As the 4 men were silently moving from the South towards the gate where an R.I.C. man was now standing peeping over the pillar.  It was 10 minutes before the opening time set for the attack, but the R.I.C. man and the I.R.A. opened fire simultaneously and the fight was on.  The R.I.C. man escaping into the Barrack, the windows which were steel shuttered were now ringing with rifle and shot gun fire.  While the R.I.C. flung hand grenades in all directions, and fired their pistols in the air in an effort to attract reinforcements, the I.R.A. now cut off all communications from Inchigeela.  One R.I.C. who was in a local Pub and who tried to reach the Barracks during the attack was fired on and badly wounded.  The hand grenades prevented the I.R.A. setting fire to the door.  Their ammunitions were running low.  The attack which had now lasted almost 3 hours was called off at 11.00pm.  The I.R.A. suffering no casualty.

At this time R.I.C. were also in occupation of Ballingeary Barracks and a section of the Coy. erected and guarded a barricade two miles west of Inchigeela near to O'Connells Cottage.  The M.O. Dr. Good who was visiting a patient was held up at this Road Block when returning home to Raleigh.  He was taken into the cottage where old Mrs. Connell made him at home with a good hot cup of tea.  He enquired  "What the Devil is all this about"  and was told by his guard from the cottage door  "You may be wanted before the night is over".  About 3.00am. he was left pass through in his old Model T. Ford.  A few days later the Cork Examiner published a long story of the Doctor's ordeal.

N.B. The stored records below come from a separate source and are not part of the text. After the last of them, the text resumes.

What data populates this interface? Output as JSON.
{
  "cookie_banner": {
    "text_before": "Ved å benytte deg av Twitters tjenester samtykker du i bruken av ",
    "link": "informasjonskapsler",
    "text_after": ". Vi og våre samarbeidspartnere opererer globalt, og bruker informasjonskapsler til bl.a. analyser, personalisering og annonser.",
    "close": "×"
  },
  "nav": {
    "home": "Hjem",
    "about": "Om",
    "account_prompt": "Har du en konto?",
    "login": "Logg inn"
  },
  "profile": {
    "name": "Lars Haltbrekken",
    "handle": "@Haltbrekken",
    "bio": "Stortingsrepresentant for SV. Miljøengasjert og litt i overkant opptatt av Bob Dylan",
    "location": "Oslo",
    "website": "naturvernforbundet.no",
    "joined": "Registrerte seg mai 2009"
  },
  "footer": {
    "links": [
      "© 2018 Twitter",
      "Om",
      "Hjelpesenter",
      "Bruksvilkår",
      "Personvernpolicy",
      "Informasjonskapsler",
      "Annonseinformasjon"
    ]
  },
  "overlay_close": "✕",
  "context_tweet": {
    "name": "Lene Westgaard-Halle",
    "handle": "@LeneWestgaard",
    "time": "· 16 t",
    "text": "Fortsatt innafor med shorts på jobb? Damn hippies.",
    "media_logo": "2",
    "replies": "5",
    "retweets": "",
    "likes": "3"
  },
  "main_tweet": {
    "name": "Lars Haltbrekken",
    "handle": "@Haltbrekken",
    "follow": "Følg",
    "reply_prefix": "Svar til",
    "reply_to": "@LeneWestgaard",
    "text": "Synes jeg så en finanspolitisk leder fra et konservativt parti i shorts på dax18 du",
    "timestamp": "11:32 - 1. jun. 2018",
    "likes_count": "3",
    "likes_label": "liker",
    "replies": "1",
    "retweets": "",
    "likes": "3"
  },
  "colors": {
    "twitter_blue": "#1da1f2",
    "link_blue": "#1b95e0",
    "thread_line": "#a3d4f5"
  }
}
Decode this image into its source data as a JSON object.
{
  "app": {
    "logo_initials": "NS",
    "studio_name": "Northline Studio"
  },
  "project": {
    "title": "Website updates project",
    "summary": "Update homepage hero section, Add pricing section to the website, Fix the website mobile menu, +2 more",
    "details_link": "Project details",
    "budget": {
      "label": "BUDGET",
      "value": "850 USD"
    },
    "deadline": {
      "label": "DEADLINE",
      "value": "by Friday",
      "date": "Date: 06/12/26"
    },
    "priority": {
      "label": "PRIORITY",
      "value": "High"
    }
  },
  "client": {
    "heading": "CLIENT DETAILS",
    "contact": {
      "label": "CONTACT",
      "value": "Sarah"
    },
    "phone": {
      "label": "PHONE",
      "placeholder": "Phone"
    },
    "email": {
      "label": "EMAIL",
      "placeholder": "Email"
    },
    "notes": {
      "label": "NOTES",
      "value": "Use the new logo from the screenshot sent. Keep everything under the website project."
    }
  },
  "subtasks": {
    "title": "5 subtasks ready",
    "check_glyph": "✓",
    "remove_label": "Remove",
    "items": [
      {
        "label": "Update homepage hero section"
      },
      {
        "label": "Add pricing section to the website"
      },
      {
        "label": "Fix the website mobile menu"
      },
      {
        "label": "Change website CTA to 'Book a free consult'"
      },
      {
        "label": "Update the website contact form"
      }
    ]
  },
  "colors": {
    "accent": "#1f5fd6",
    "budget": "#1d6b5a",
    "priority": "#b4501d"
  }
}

Another funny incident took place while this attack was on.  An old man by the name of Jim Brien, who was on the spree, came singing into the firing line, in front of the Barrack and after each volley used to shout  "Fire again".  There was a short cease-fire by both sides and Jim returned again to the pub.  The following men took part in the above attack:  Con Cronin,  T. O'Connell,  D. T. O'Leary,  Denis S. Murphy,  Jim Connell,  Jack Kelleher,  Syl  J. B. Cotter,  Mick Vaughan and  M. O'Sullivan.  While 12 more of the Coy were scouting. 

The Inchigeela R.I.C. were now reinforced by 7 more men and a wireless receiver and transmitter was installed.  Both gables of the building were doubly loop-holed and barbed wire entanglement erected.  After the above attack the R.I.C. made several raids on I.R.A. men's houses and the following men were constantly on the run:  Con Cronin,  T. O'Connell,  D.T. O'Leary and  M. O'Sullivan.  The R.I.C. were now compelled to stay within Barracks from dusk until dawn.

The next attack on Inchigeela Barracks was planned for March 8th. 1920.  This was planned by the Officers of the first Cork Brigade who brought with them a large trough packed with explosives.  This was to be placed against one of the gables, and it was electrically detonated, owing to barbed wire and tin cans.  They were unable to reach the gable.  Had this plan succeeded  6 or 8 picked men from the Battalion were to rush trough the breach using revolvers and hand grenades.  The usual precautions of blocking and guarding the roads were taken.  A large number of men from the 8th Battalion mobilised at Cooleen, 3 miles north-west of Inchigeela.  Here they were met by men from the E. Coy. and led into their positions, where they waited for hours on snow covered ground.  The greatest credit is due to those men who had to travel 10 - 12 miles back to their Coy. areas, and shoulder this heavy trough back to Kilnamartyra.